At today's high-level plenary session at COP26, the European Commission announced a new pledge of €100 million in finance for the Adaptation Fund.
Speaking in Glasgow, Executive-Vice-President Frans Timmermans said: “We have to scale up international climate finance and provide a predictable framework for its delivery. The Adaptation Fund can play a key role and that is why I am pleased to announce for the first time that the European Commission is committing €100 million to the Fund, to support developing countries.”

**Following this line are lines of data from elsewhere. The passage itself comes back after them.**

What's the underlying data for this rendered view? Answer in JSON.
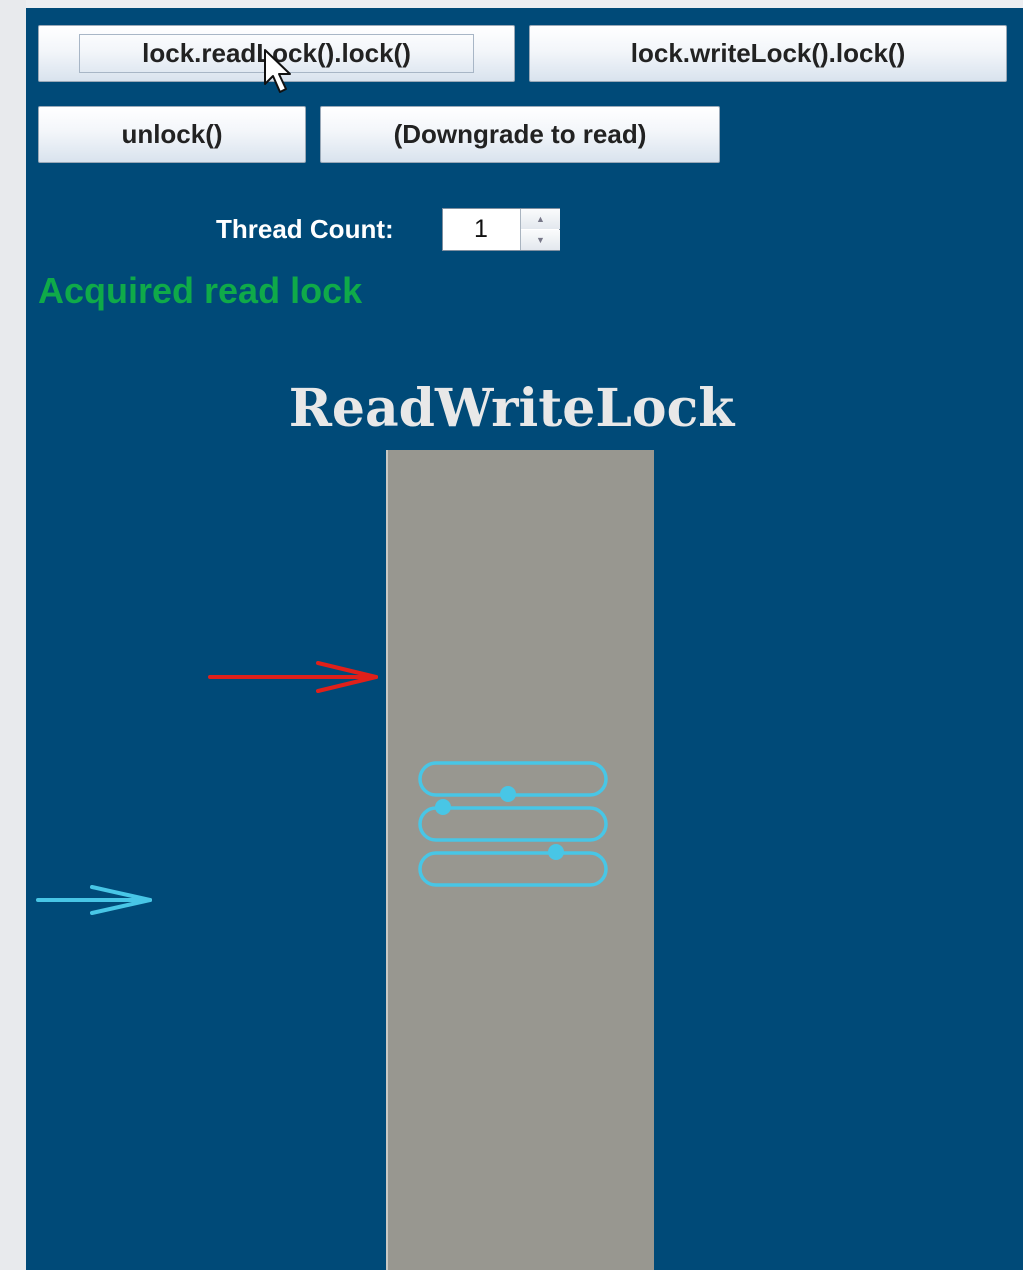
{
  "buttons": {
    "read_lock": "lock.readLock().lock()",
    "write_lock": "lock.writeLock().lock()",
    "unlock": "unlock()",
    "downgrade": "(Downgrade to read)"
  },
  "thread_count": {
    "label": "Thread Count:",
    "value": "1"
  },
  "status": {
    "text": "Acquired read lock",
    "color": "#0faa49"
  },
  "diagram": {
    "title": "ReadWriteLock"
  },
  "colors": {
    "background": "#004a78",
    "column": "#989790",
    "reader": "#48c6e6",
    "writer_arrow": "#e0201a"
  },
  "icons": [
    "mouse-cursor-icon",
    "spinner-up-icon",
    "spinner-down-icon",
    "writer-arrow-icon",
    "reader-arrow-icon"
  ]
}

This additional €100 million contribution from the EU budget is by far the biggest pledge for the Adaptation Fund made by donors at COP26. It comes on top of significant contributions already announced by Member States, and also confirms the EU's supporting role to the informal Champions Group on Adaptation Finance. The contribution will be made in a way that is compatible with EU financial rules. It underscores our determination to scale up finance to support climate adaptation objectives, and to strike a better balance between mitigation and adaptation, particularly in the most vulnerable countries and for the benefit of their most vulnerable populations. This applies first and foremost to Least Developed Countries and Small Island Developing States.

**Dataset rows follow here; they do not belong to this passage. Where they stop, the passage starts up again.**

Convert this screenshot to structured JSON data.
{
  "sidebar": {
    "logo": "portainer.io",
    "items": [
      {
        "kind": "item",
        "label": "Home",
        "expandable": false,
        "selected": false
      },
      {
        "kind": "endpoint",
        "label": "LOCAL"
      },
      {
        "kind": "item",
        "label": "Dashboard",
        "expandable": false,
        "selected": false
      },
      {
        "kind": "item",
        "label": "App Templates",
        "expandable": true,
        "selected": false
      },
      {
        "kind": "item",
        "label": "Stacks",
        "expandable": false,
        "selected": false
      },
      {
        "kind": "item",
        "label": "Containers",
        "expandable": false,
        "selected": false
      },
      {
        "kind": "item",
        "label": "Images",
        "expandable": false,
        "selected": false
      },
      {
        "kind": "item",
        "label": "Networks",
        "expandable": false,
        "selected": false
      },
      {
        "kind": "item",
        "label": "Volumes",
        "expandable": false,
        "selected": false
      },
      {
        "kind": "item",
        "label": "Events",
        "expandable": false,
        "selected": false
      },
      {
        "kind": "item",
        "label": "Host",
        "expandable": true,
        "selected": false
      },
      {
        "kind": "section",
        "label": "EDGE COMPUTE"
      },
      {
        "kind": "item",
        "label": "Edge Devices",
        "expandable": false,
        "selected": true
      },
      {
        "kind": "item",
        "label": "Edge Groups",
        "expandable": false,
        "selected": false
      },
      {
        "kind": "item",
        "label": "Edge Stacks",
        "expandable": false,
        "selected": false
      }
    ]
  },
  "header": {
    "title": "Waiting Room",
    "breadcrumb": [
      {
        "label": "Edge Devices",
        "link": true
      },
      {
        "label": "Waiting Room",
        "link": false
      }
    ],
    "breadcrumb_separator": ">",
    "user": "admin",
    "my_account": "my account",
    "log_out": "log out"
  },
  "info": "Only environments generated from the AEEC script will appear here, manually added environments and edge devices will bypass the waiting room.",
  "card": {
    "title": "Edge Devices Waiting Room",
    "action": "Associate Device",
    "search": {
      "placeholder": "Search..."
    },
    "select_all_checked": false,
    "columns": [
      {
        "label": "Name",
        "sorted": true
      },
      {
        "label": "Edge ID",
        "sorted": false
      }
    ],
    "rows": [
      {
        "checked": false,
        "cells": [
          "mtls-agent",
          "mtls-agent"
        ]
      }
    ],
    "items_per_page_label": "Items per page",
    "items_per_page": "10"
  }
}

International public climate finance plays an important role in helping developing countries to implement the 2015 Paris climate change agreement. Adaptation finance is one of the central topics of discussion at COP26 in Glasgow, and it is a high priority for the European Commission. The EU is already the largest provider of international climate finance. In 2020, the EU and its 27 Member States committed €23.39 billion in climate finance to support developing countries in reducing their greenhouse gas emissions and adapting to the impacts of climate change.
In February 2021, the Commission adopted a new EU Strategy on Adaptation to Climate Change, setting out the pathway to prepare for the unavoidable impacts of climate change and become climate-resilient by 2050 in the European Union and around the world. It charts a course to make adaptation efforts smarter, swifter and more systemic in the years ahead, and also aims to significantly step up international action on adaptation. In October 2021, the EU submitted the Adaptation Strategy to the UNFCCC as part of its Adaptation Communication in line with its commitments under the Paris Agreement.

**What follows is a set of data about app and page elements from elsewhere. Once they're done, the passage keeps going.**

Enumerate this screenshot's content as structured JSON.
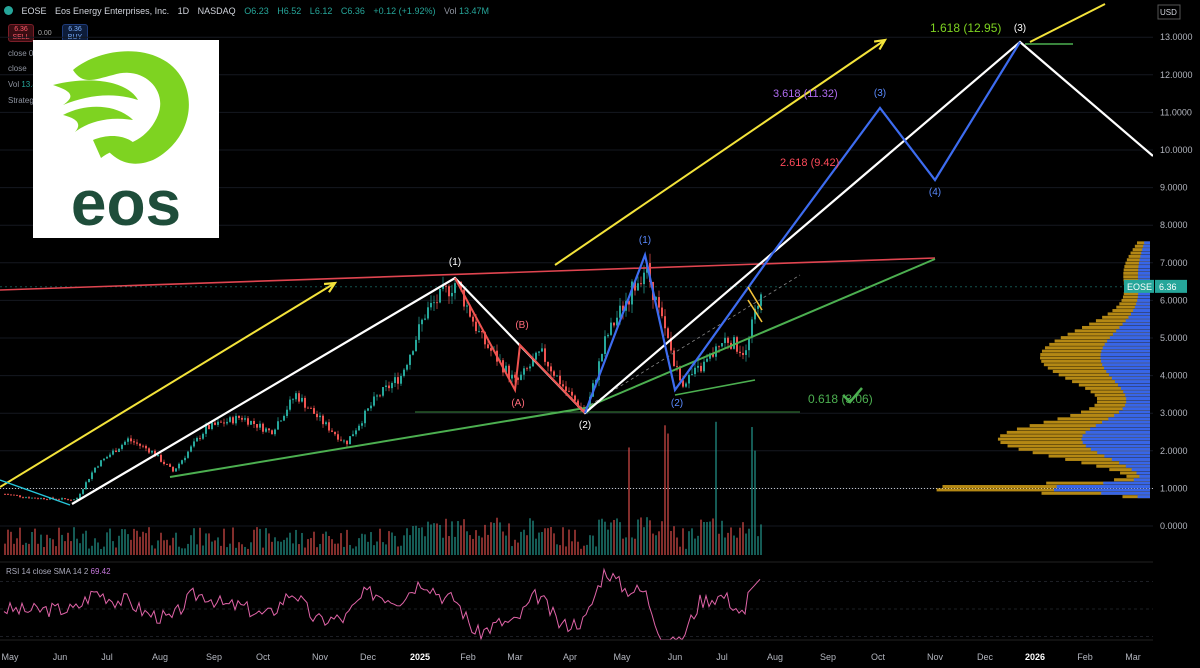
{
  "header": {
    "symbol": "EOSE",
    "name": "Eos Energy Enterprises, Inc.",
    "interval": "1D",
    "exchange": "NASDAQ",
    "ohlc": [
      {
        "label": "O",
        "value": "6.23"
      },
      {
        "label": "H",
        "value": "6.52"
      },
      {
        "label": "L",
        "value": "6.12"
      },
      {
        "label": "C",
        "value": "6.36"
      },
      {
        "label": "",
        "value": "+0.12 (+1.92%)"
      },
      {
        "label": "Vol",
        "value": "13.47M"
      }
    ]
  },
  "trade": {
    "sell_price": "6.36",
    "sell_label": "SELL",
    "spread": "0.00",
    "buy_price": "6.36",
    "buy_label": "BUY"
  },
  "indicators": [
    {
      "label": "close 0 SMA 50"
    },
    {
      "label": "close"
    },
    {
      "label": "Vol",
      "value": "13.47M"
    },
    {
      "label": "Strategy"
    }
  ],
  "logo": {
    "text": "eos",
    "colors": {
      "leaf": "#7ed321",
      "text": "#1e4d3a"
    }
  },
  "currency": "USD",
  "current_price_label": {
    "symbol": "EOSE",
    "price": "6.36"
  },
  "price_axis": [
    "13.0000",
    "12.0000",
    "11.0000",
    "10.0000",
    "9.0000",
    "8.0000",
    "7.0000",
    "6.0000",
    "5.0000",
    "4.0000",
    "3.0000",
    "2.0000",
    "1.0000",
    "0.0000"
  ],
  "time_axis": [
    "May",
    "Jun",
    "Jul",
    "Aug",
    "Sep",
    "Oct",
    "Nov",
    "Dec",
    "2025",
    "Feb",
    "Mar",
    "Apr",
    "May",
    "Jun",
    "Jul",
    "Aug",
    "Sep",
    "Oct",
    "Nov",
    "Dec",
    "2026",
    "Feb",
    "Mar"
  ],
  "rsi": {
    "title": "RSI 14 close SMA 14 2",
    "value": "69.42",
    "axis": [
      "75.00",
      "50.00",
      "25.00"
    ]
  },
  "chart_data": {
    "type": "line",
    "price_scale": {
      "ylim": [
        -0.2,
        13.5
      ]
    },
    "series": [
      {
        "name": "",
        "x": [
          "2024-05",
          "2024-06",
          "2024-07",
          "2024-08",
          "2024-09",
          "2024-10",
          "2024-11",
          "2024-12",
          "2025-01",
          "2025-02",
          "2025-03",
          "2025-04",
          "2025-05",
          "2025-06",
          "2025-07"
        ],
        "values": [
          0.85,
          0.75,
          2.3,
          1.9,
          2.6,
          2.8,
          2.2,
          4.5,
          6.4,
          4.8,
          4.2,
          3.1,
          6.9,
          3.9,
          6.36
        ]
      }
    ],
    "wave_labels": [
      {
        "text": "(1)",
        "x": "2025-01-27",
        "y": 6.7
      },
      {
        "text": "(B)",
        "x": "2025-03-01",
        "y": 4.95
      },
      {
        "text": "(A)",
        "x": "2025-03-01",
        "y": 3.65
      },
      {
        "text": "(2)",
        "x": "2025-04-08",
        "y": 2.95
      },
      {
        "text": "(1)",
        "x": "2025-05-23",
        "y": 7.2
      },
      {
        "text": "(2)",
        "x": "2025-06-18",
        "y": 3.6
      },
      {
        "text": "(3)",
        "x": "2025-10-01",
        "y": 11.2
      },
      {
        "text": "(4)",
        "x": "2025-11-01",
        "y": 9.3
      },
      {
        "text": "(3)",
        "x": "2025-12-27",
        "y": 13.0
      }
    ],
    "fib_levels": [
      {
        "text": "1.618 (12.95)",
        "value": 12.95
      },
      {
        "text": "3.618 (11.32)",
        "value": 11.32
      },
      {
        "text": "2.618 (9.42)",
        "value": 9.42
      },
      {
        "text": "0.618 (3.06)",
        "value": 3.06
      }
    ],
    "rsi_ylim": [
      20,
      90
    ],
    "rsi_ticks": [
      25,
      50,
      75
    ]
  },
  "colors": {
    "up": "#26a69a",
    "down": "#ef5350",
    "white_wave": "#ffffff",
    "blue_wave": "#3d6cf0",
    "trend_yellow": "#f3e33a",
    "resistance": "#e04550",
    "support": "#4caf50",
    "rsi": "#e064a8",
    "vp_gold": "#d4a017",
    "vp_blue": "#2962ff"
  }
}
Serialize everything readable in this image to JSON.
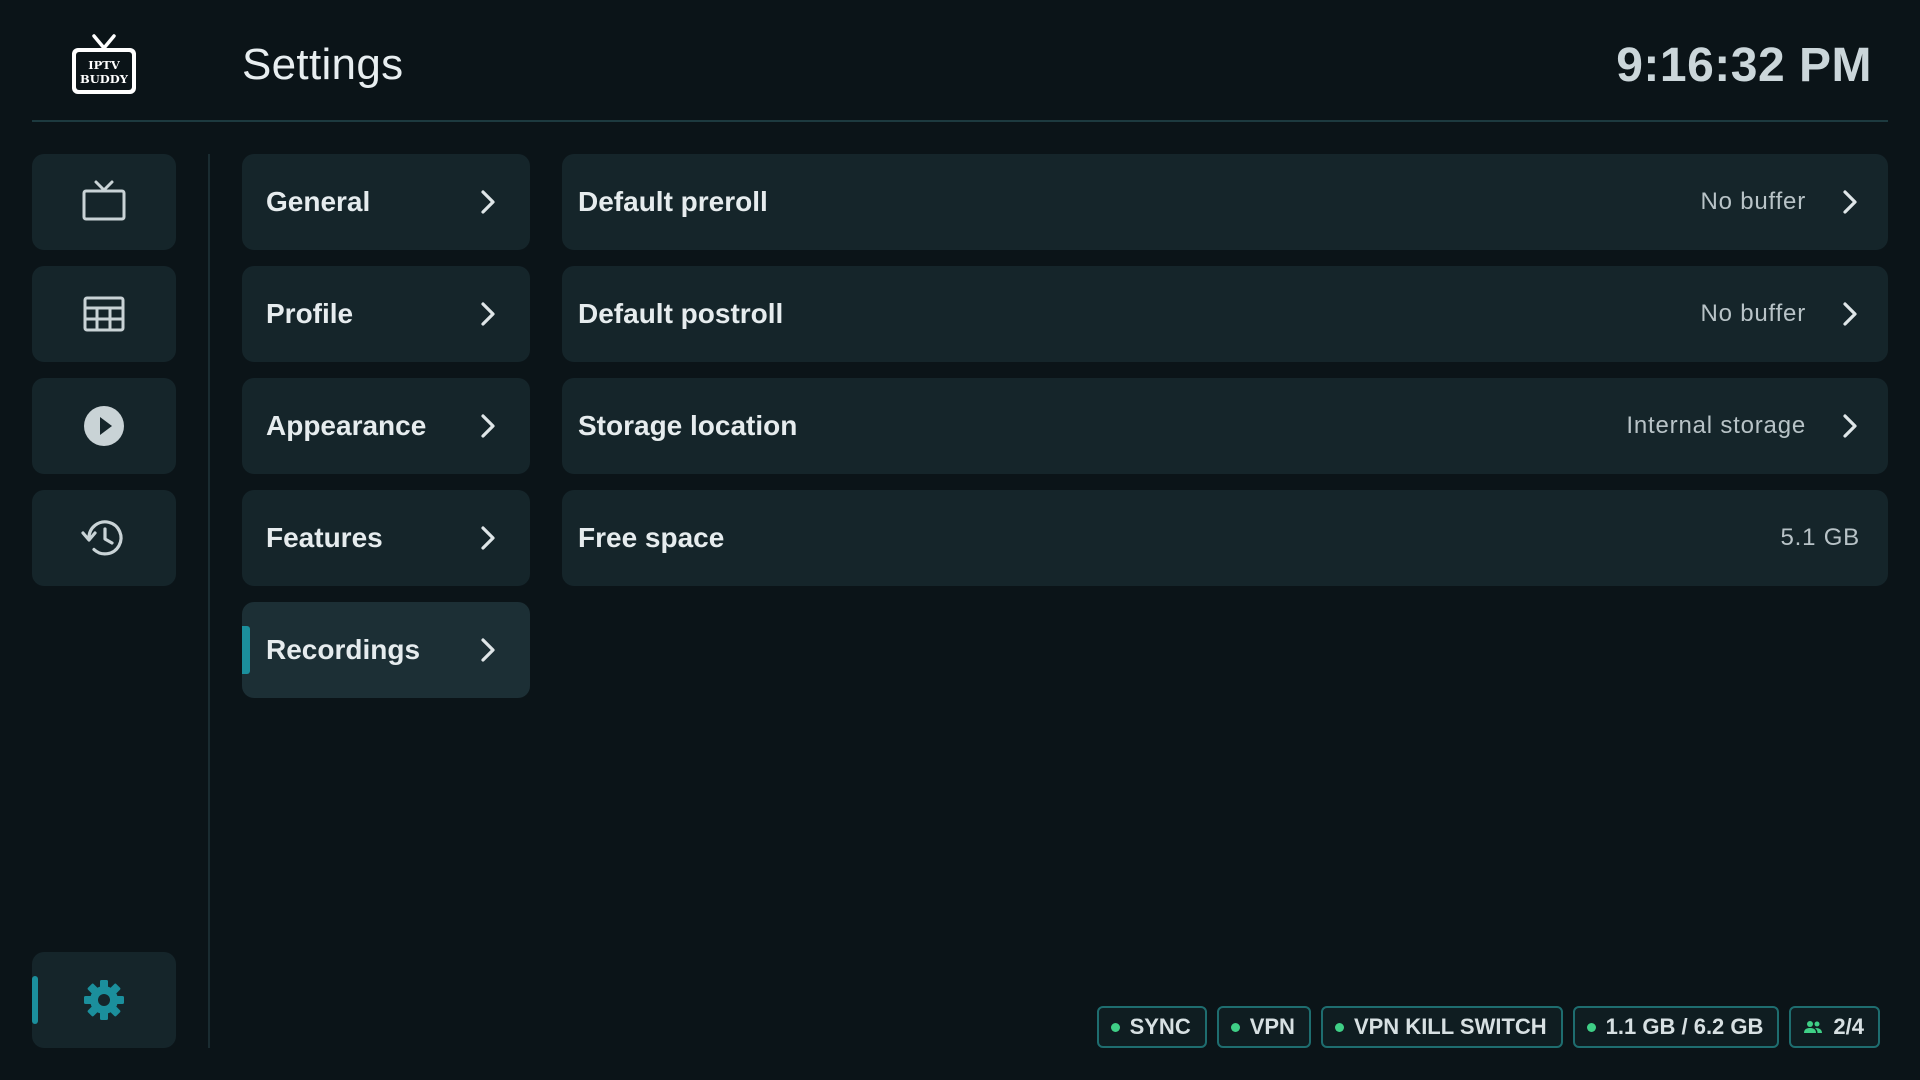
{
  "header": {
    "logo_text": [
      "IPTV",
      "BUDDY"
    ],
    "title": "Settings",
    "clock": "9:16:32 PM"
  },
  "rail": [
    {
      "id": "live-tv",
      "icon": "tv-icon",
      "active": false
    },
    {
      "id": "guide",
      "icon": "grid-icon",
      "active": false
    },
    {
      "id": "vod",
      "icon": "play-icon",
      "active": false
    },
    {
      "id": "history",
      "icon": "history-icon",
      "active": false
    },
    {
      "id": "settings",
      "icon": "gear-icon",
      "active": true
    }
  ],
  "categories": [
    {
      "label": "General",
      "selected": false
    },
    {
      "label": "Profile",
      "selected": false
    },
    {
      "label": "Appearance",
      "selected": false
    },
    {
      "label": "Features",
      "selected": false
    },
    {
      "label": "Recordings",
      "selected": true
    }
  ],
  "rows": [
    {
      "label": "Default preroll",
      "value": "No buffer",
      "chevron": true
    },
    {
      "label": "Default postroll",
      "value": "No buffer",
      "chevron": true
    },
    {
      "label": "Storage location",
      "value": "Internal storage",
      "chevron": true
    },
    {
      "label": "Free space",
      "value": "5.1 GB",
      "chevron": false
    }
  ],
  "status": [
    {
      "label": "SYNC",
      "icon": "status-dot"
    },
    {
      "label": "VPN",
      "icon": "status-dot"
    },
    {
      "label": "VPN KILL SWITCH",
      "icon": "status-dot"
    },
    {
      "label": "1.1 GB / 6.2 GB",
      "icon": "status-dot"
    },
    {
      "label": "2/4",
      "icon": "users-icon"
    }
  ],
  "colors": {
    "background": "#0b1418",
    "card": "#15252a",
    "accent": "#1b8f9c",
    "status_ok": "#3fcf86",
    "chip_border": "#1e6d6f"
  }
}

Since 2010, the Adaptation Fund has committed nearly $868 million for climate change adaptation and resilience projects and programmes, including 126 concrete, localized projects in the most vulnerable communities of developing countries around the world with 31.5 million total beneficiaries.